A do() operation then works exactly like you’d expect: do(Xi=1,M) returns a new model M′ in which:

Counterfactuals work the same way, except they’re limited to structural models - i.e. every nondeterministic node must be a root. As long as the model satisfies that constraint, a counterfactual is exactly the same as an intervention: if we have some data (X1,...,Xn)=(2,1,...,−0.3,6), then to run the counterfactual X3=1, we calculate P[X|(X1,X2,X4,...,Xn)=(2,1,...,−0.3,6),do(X3=1,M)]. If we do this with a non-structural model - i.e. if some nondeterministic node has parents - then we’ll find that the result is sometimes undefined: our axioms do not fully determine the probability in question.

## Why Does This Matter?

Hopefully this all seems pretty trivial. Why belabor it?

There are a handful of practical applications where explicitly including the model is useful.

The most important of these is model comparison, especially the Bayesian approach to learning causal structure. Another application is scenarios involving a mix of different experimental interventions and observational studies.

But the main reason I’m bringing it up is that

agenty things have the type signature (A -> B) -> A. In English: agenty things have some model (A -> B) which predicts the results (B) of their own actions (A). They use that model to decide what actions to perform: (A -> B) -> A.In the context of causal models, the model (A -> B) is our causal model M. (A -> B) -> A means performing some computation on M in order to find A - which is a lot simpler with an explicit representation of M.
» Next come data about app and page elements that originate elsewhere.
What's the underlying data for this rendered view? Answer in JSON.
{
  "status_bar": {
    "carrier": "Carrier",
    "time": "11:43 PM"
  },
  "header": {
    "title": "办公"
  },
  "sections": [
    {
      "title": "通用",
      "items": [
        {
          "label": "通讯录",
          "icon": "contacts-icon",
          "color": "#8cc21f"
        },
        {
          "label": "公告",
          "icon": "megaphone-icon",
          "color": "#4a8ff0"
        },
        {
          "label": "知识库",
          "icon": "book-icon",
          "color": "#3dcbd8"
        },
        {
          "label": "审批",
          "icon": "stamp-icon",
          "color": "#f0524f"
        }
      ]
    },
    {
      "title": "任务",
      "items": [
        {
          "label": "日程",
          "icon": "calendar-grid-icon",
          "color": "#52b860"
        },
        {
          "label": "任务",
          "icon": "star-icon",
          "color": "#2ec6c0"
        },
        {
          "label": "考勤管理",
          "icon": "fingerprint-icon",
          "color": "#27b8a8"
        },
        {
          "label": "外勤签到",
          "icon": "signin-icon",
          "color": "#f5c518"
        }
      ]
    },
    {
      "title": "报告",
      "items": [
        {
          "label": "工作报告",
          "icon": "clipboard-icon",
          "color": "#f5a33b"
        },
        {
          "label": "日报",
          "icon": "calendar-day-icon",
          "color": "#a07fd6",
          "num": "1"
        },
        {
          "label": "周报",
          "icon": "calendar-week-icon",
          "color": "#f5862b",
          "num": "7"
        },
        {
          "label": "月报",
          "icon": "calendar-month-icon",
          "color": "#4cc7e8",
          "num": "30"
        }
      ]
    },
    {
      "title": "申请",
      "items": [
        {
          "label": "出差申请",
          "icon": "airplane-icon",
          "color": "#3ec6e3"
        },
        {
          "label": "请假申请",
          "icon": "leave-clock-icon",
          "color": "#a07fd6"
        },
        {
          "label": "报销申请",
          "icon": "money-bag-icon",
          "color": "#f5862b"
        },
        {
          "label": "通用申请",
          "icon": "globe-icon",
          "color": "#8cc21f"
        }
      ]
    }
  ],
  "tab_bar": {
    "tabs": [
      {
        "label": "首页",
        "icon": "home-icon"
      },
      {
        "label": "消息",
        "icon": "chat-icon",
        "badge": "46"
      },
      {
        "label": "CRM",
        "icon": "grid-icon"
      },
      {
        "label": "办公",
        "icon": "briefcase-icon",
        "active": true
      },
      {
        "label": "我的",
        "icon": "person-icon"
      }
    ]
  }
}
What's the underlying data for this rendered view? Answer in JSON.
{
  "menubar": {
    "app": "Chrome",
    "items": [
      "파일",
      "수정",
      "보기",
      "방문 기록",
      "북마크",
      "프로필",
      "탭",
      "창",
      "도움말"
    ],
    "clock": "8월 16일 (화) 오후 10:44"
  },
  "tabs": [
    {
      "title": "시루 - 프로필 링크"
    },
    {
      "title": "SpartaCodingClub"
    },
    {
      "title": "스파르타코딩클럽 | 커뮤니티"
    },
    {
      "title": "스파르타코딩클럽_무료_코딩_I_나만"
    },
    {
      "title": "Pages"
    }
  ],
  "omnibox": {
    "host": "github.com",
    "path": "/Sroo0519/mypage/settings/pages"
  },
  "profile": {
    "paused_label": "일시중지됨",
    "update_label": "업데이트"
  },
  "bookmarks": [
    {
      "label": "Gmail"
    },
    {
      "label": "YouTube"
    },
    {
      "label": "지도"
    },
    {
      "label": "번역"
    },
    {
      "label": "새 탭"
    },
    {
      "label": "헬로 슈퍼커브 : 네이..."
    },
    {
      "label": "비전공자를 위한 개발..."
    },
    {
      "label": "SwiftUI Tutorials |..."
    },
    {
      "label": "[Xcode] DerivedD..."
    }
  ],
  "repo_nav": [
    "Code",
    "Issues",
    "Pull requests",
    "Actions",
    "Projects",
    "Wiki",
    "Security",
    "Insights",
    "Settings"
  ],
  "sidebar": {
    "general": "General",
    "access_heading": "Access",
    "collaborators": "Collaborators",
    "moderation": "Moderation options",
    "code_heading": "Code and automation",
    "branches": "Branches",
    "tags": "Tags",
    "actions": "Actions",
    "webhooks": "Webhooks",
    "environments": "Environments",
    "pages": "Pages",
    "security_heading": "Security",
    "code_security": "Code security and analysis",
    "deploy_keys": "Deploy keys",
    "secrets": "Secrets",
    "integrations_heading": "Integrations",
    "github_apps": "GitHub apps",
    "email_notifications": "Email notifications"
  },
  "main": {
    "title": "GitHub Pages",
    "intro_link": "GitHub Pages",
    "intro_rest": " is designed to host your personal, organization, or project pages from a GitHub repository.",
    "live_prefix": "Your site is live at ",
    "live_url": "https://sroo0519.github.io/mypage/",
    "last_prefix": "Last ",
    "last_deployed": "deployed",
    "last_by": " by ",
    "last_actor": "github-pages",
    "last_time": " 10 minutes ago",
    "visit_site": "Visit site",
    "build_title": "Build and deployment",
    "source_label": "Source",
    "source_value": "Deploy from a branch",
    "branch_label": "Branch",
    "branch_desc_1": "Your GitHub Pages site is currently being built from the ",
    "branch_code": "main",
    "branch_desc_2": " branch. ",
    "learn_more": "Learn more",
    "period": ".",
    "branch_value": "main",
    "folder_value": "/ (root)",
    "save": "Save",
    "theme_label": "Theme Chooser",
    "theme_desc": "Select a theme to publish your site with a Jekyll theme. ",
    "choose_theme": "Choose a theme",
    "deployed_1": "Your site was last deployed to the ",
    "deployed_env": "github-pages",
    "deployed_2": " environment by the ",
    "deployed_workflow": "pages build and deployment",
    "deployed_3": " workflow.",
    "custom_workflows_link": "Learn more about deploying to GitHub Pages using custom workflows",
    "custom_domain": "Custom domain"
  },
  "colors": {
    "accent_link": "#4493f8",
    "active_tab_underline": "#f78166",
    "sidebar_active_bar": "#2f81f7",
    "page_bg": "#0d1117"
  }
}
Of course, we could just use the usual structural equation representation without explicitly making everything a statement in some logic - but then we’d have a lot more different types of things floating around. By explicitly making everything logic statements, we unify the formulation. Statements like “counterfactuals are underdefined for Bayes nets” become statements about provability within our logic, and can themselves be proven. Also, by formulating the model in terms of logic statements, we have a single unified language for probability queries P[X|Y] - the models M, M′, etc can be represented and manipulated in the same format as any other information.